First ladies Michelle Obama and Peng Liyuan show sky is the limit in improving relations
Michelle Obama and Peng Liyuan won hearts and minds of the people with their endearing brand of 'gentle diplomacy'
The assertion by Mao Zedong that women hold up half the sky is often quoted in China. It speaks of the respect due to the work and role played by women in all areas of society.
Mao's words seemed even more pertinent over the past week after the visit to China by the US first lady Michelle Obama. In a matter of days, she did more to improve Sino-US relations than countless, often male, politicians despatched from Washington in recent years.
In Chinese culture there is an ambivalent attitude towards women's involvement in politics; Empress Wu Zetian of the Tang dynasty (618-907) and Empress Dowager Cixi of the Qing dynasty (1644-1911) are two of the more infamous rulers in China's history.
But if social media is any guide, Obama and her Chinese counterpart Peng Liyuan have completely won hearts and minds with their brand of soft diplomacy.
Both enjoyed successful careers before coming first ladies and appear to have gained both the respect and affection of much of the public. Obama made it clear before her arrival that her trip to China would focus on education and cultural exchanges and she would steer clear of the hard issues of politics.
Obama chose to visit landmarks including the former imperial palace the Forbidden City in Beijing, the Great Wall and the Terracotta Warriors Museum in Xian. She took time with her family to feed apples to pandas at the Giant Panda Research Base in Chengdu, took part in a tai chi session and also played table tennis with a student.
As soon as Obama and her family descended the steps of their aircraft on arrival in Beijing, the chatter on the internet and in state media was welcoming and accommodating.

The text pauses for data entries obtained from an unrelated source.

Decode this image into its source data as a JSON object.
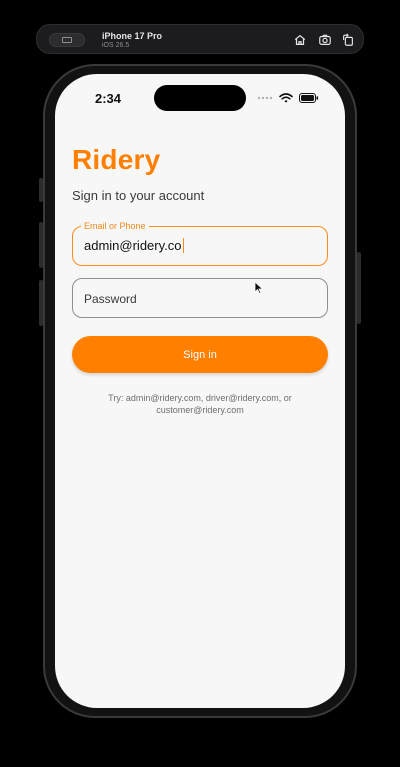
{
  "simulator": {
    "device_name": "iPhone 17 Pro",
    "os_version": "iOS 26.5",
    "icons": [
      "home-icon",
      "screenshot-icon",
      "rotate-icon"
    ]
  },
  "status_bar": {
    "time": "2:34",
    "icons": [
      "cellular-dots-icon",
      "wifi-icon",
      "battery-icon"
    ]
  },
  "app": {
    "brand": "Ridery",
    "subtitle": "Sign in to your account",
    "brand_color": "#ff7f00"
  },
  "form": {
    "email": {
      "label": "Email or Phone",
      "value": "admin@ridery.co"
    },
    "password": {
      "placeholder": "Password"
    },
    "submit_label": "Sign in"
  },
  "hint_text": "Try: admin@ridery.com, driver@ridery.com, or customer@ridery.com"
}
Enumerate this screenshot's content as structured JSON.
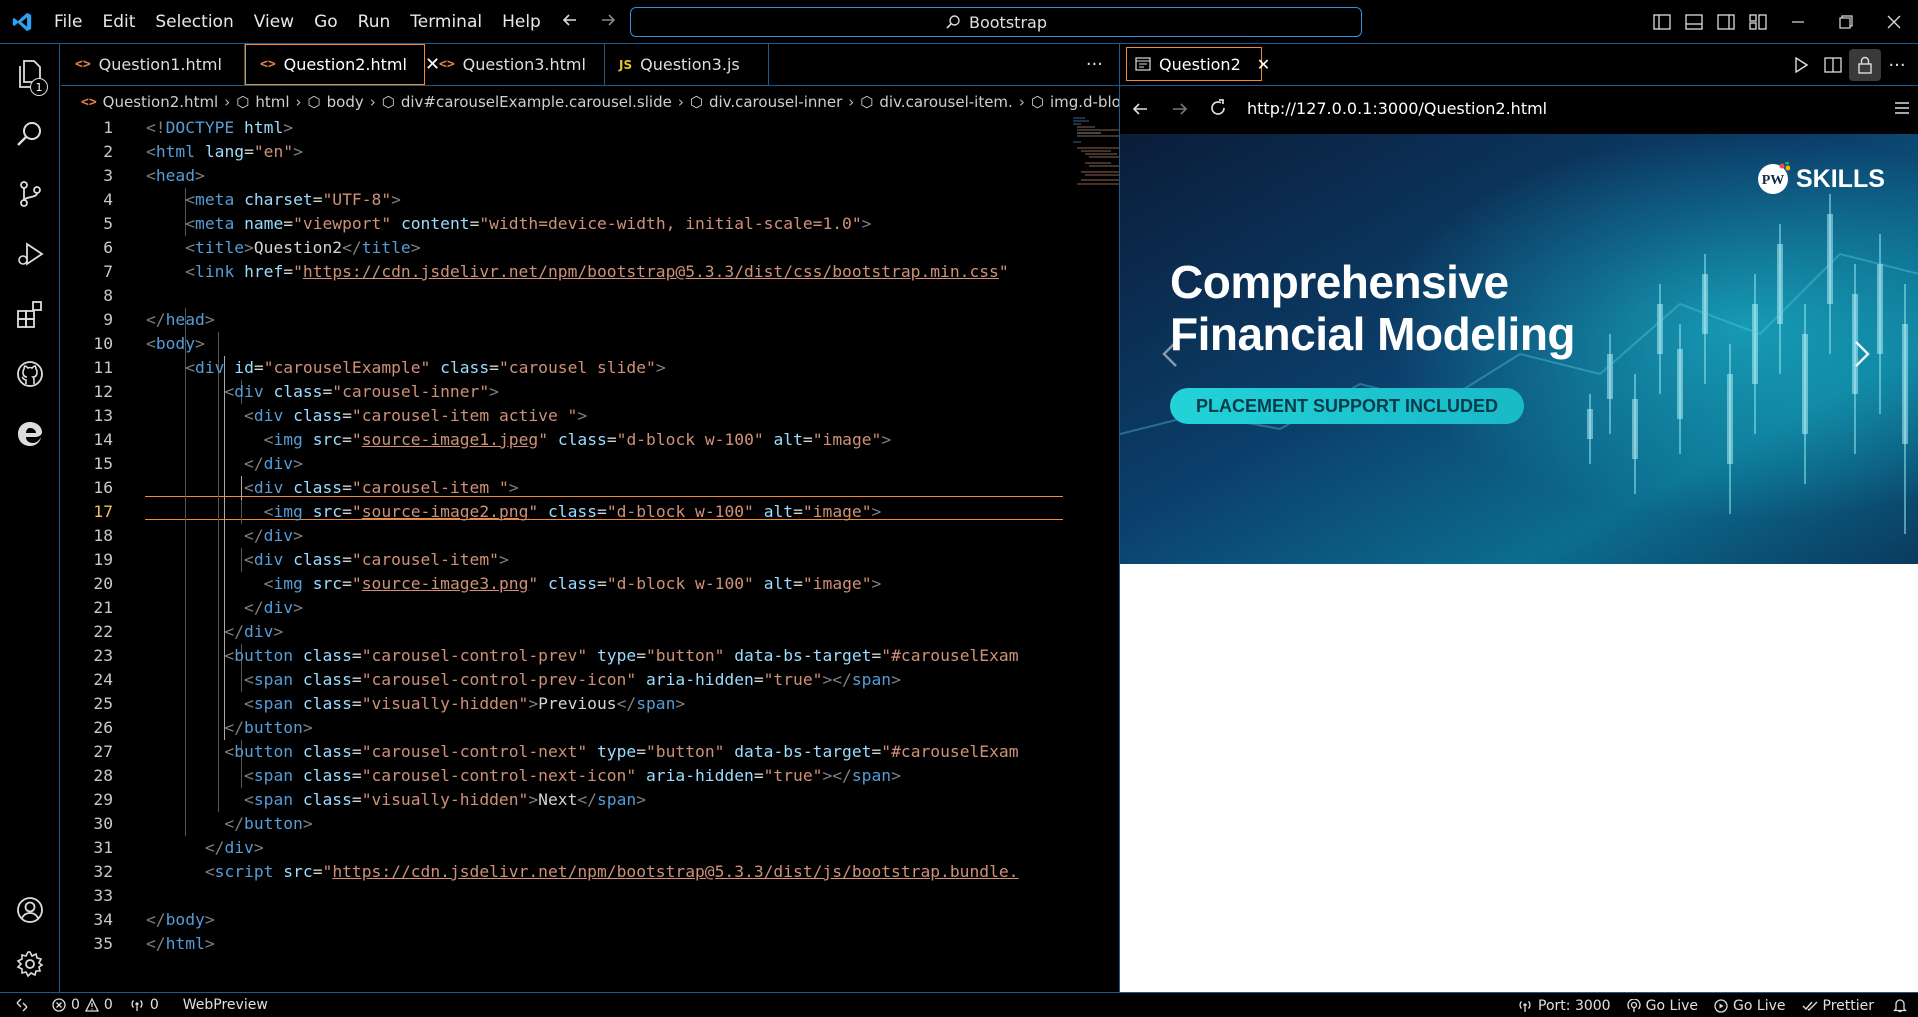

During her stay, the Chinese translation of "Michelle" became the hottest search topic on Baidu, China's largest internet search engine. It was also among the top 10 search terms on Sina Weibo, the country's most popular microblogging platform and much of the discussion centred on the first meeting of the two first ladies.
According to a tally from the US embassy in Beijing, photos, videos and stories about the trip garnered more than one billion page views from a country with a population of 1.35 billion.
State-run media also covered the visit extensively with headlines such as "First lady diplomacy", "Soft diplomacy" and "Gentle diplomacy".
"First lady diplomacy can be an important method for bringing China-US relations closer," said a commentary posted online by the People's Daily.
The China Daily said Obama was right not to get embroiled in political disputes and to concentrate on winning hearts and minds. "That approach is right. The uniqueness of the role of first ladies is its soft touch and freedom from the knottiness and even ugliness of hard politics."
Xinhua said the visit by Obama would "help soften China-US relations".
"The first ladies are unique ambassadors and the trip stands out as a stroke of 'gentle diplomacy'," the agency said in a commentary.
Still, Xinhua said it would be naive to expect Obama's visit to iron out all differences between China and the United States.
But perhaps the best evidence of the success of Obama and her mother and daughters' trip was the overwhelming compliments and messages of support posted on social media in China.
On person said on Sina Weibo that maybe China and the US would have a better chance of resolving their differences if it was left to the two first ladies to sort them out.
Another referred to that old saying from Mao again. If the US and China's first ladies shake hands, they really do hold up half the sky. Maybe their husbands should take note and learn a little.